Verifying the Elimination of Nuclear Weapons and Providing Assurance against Breakout

| February 2018

Effective verification will be absolutely essential to achieving nuclear disarmament. Developing effective verification may seem an impossible challenge, but there is substantial experience to build on, including IAEA safeguards and bilateral arms control processes. Examining the specific steps required to progress disarmament, we are not starting with a blank sheet, many verification missions are similar to those existing or under development today. International collaboration in developing new verification applications will contribute to the confidence and trust required to achieve the elimination of nuclear weapons.

Steve Erhart answers a question during a news conference on the 2018 Nuclear Posture Review

AP

Analysis & Opinions - Foreign Policy

The World Doesn't Need Any More Nuclear Strategies

| Feb. 06, 2018

"In short, the Posture Review is recommending not just the prudent preservation of an effective deterrent; it also wants the American taxpayer to pay for a lot of expensive new ways to use a nuclear bomb.
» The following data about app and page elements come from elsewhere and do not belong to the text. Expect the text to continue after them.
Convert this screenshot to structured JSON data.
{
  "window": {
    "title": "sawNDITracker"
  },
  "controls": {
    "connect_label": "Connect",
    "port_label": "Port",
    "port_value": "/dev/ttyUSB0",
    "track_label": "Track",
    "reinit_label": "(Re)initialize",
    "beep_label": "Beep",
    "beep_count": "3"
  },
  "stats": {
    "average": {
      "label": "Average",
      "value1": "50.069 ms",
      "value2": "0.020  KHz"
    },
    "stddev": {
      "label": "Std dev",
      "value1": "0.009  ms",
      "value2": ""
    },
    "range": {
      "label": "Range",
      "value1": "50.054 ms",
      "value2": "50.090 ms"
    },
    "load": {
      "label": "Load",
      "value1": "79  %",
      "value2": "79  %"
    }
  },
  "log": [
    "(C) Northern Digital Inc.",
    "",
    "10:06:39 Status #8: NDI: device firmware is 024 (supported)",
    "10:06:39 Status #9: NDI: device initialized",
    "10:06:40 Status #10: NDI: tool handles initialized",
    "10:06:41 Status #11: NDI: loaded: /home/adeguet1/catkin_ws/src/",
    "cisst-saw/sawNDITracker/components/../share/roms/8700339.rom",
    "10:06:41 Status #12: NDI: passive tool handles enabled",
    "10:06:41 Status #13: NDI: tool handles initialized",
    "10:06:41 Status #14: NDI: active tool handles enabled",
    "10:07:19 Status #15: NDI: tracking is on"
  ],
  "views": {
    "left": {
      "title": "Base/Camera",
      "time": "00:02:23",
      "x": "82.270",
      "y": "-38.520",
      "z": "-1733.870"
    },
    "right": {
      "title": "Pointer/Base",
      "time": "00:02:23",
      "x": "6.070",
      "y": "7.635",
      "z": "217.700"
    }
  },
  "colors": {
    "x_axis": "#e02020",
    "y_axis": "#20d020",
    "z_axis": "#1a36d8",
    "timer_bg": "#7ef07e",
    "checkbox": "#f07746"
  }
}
Not because its authors want to fight a nuclear war, mind you, but because they believe having this capability will make their country more secure."